October 10, 2014

There are seagulls who like to stalk and squat along the crown of the building opposite. When I first saw them out of the corner of my eye I thought they were workers busy on the roof. These guys don’t work. They fold down in their feathers in all kinds of weather and stare at each other. Just now one was fluffing himself, scratching under his wings, and as he wiggled and settled a single white feather fell from his underplumage. It spun slowly downward, fluttering in a tight spiral with the point down, past the office windows of people absorbed in what they’re doing at their desks. It hovered for a long time before falling out of sight below the second floor.

And the dull white sky behind him and the cold dull smell from the open window reminds me of home, or my imagined home, where I always feel a few seconds ahead of real time, like life is un-buffered. Where I cannot forget that everything is only happening and will only have ever been happening right now, and even as I say that it is no longer true. It’s unbearable.

Still I love waking up in a thick fog. It cuts down distances between things.

Last night Apartment 12 had a nasty fight with John again. I was pathetic and a little drunk and bored and lonely and so I opened my front door to the hallway, where her voice was as sharp as if she was standing next to me. In my bedroom it’s more of a round echo, which is more annoying than anything, because I can’t hear the words, but my brain can’t disconnect from the fact that a human voice is there. At least in the hallway I could hear everything. 
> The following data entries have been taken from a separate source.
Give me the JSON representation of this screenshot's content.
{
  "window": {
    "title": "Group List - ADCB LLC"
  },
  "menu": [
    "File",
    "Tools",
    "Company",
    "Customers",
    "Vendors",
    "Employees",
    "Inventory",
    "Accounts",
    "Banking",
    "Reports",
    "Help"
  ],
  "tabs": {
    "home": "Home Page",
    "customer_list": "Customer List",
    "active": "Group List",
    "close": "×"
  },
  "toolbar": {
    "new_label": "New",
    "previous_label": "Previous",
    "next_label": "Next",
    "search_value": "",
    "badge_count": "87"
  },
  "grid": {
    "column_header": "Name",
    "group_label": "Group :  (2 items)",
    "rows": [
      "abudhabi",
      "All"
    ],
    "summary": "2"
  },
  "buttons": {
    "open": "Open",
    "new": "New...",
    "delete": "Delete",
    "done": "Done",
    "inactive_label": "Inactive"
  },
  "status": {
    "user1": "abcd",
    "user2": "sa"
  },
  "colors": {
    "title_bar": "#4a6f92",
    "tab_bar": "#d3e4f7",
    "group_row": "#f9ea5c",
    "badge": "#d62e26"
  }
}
John, foolish John, had made plans to go out with someone. A woman. A woman who, I suppose he swore, meant nothing to him and he would never see again, but he really wanted to go say goodbye to her. #12 couldn’t believe that John, stupid John, didn’t see how shady it was. He wouldn’t even invite his girlfriend? How can she trust him if he won’t even invite her to things like that?

“Well, if that’s what you think about it, John, then it’s fine. It’s fine. If that’s what you think. But I will never forgive you. My heart will never forgive this.”

“NO. THIS IS NOT A FIGHT. WE ARE NOT FIGHTING, JOHN. JOHN! JOHN! JOHN! JOHN! WHAT did you just say to me? What? I can’t hear you. NO, WE ARE NOT FIGHTING.”

That was about the size of it from 9:30 until past 10. She kept oscillating between reminding him of the unforgivable sin he had attempted and was still plotting, and then letting him know it was fine and they weren’t fighting about it.

Then he threw down the gauntlet. He proposed to take a shower.

“You’re going to take a SHOWER? What?”

For the next hour, it went like this: John desperately tried to get off the phone, but heeded #12’s warnings not to hang up on her. He didn’t want to fight. “THIS ISN’T A FIGHT, JOHN,” she yelled.

Then #12 decided she wanted to shower. She wanted to get cute so she could come over and talk it out with John in person. So he was going to shower, and then she was going to shower, and she was going to come up there and talk it out.

But a curious thing happened: despite how adamant #12 was that she was going to get dressed and come out there, she also needed him to tell her that she was indeed coming to see him. Every sentence was either “I’m coming out there,” or “am I coming out there?” And John would not answer the question.

Here, my loyalties forked: I could understand why someone like John, who didn’t seem terribly intelligent, poor man, would just want to get off the phone and do precisely anything that was not continuing this fight. At that point he probably would have rather boil himself in an infinite shower than keep treading water in the manipulative mire of the fight-that-was-not-a-fight (except when, conveniently, #12 told John that she couldn’t believe he would rather fight with her—ah, she admitted the fight—for an hour, rather than just invite her over. It was his choice, and he was being shady.) But I also wondered why John, presumably an adult, couldn’t just grow a pair of something and tell her not to come over. Or tell her to come over. Or just answer the question. For over a half hour they continued the bizarre shower-decision dance.

Answer the question, John,” I started chanting under my breath in concert with 12. Plus, for obvious reasons, I was very much hoping that she would just shower and go so someone else in some other hallway could listen to the yelling.

Eventually I couldn’t hear what transpired, and next thing I knew 12 was sobbing in great loud wails. And after a few minutes she quieted down, and that was the end of that.

Every time she is loud at night I think it’s the last straw and next time I will go knock, or just pound a fist on the shared wall, or slip a really cutting note under the door. This time, the note would have read: “You guys need to break up. For all our sakes. And shut up.” But I didn’t. Of course. I just texted my own lover, with whom I never fight, with whom I rarely talk.

If you enjoyed this post, please send it to a friend! Feel free to contact me, and follow this page on Facebook and Instagram.

Leave a Reply

Your email address will not be published. Required fields are marked *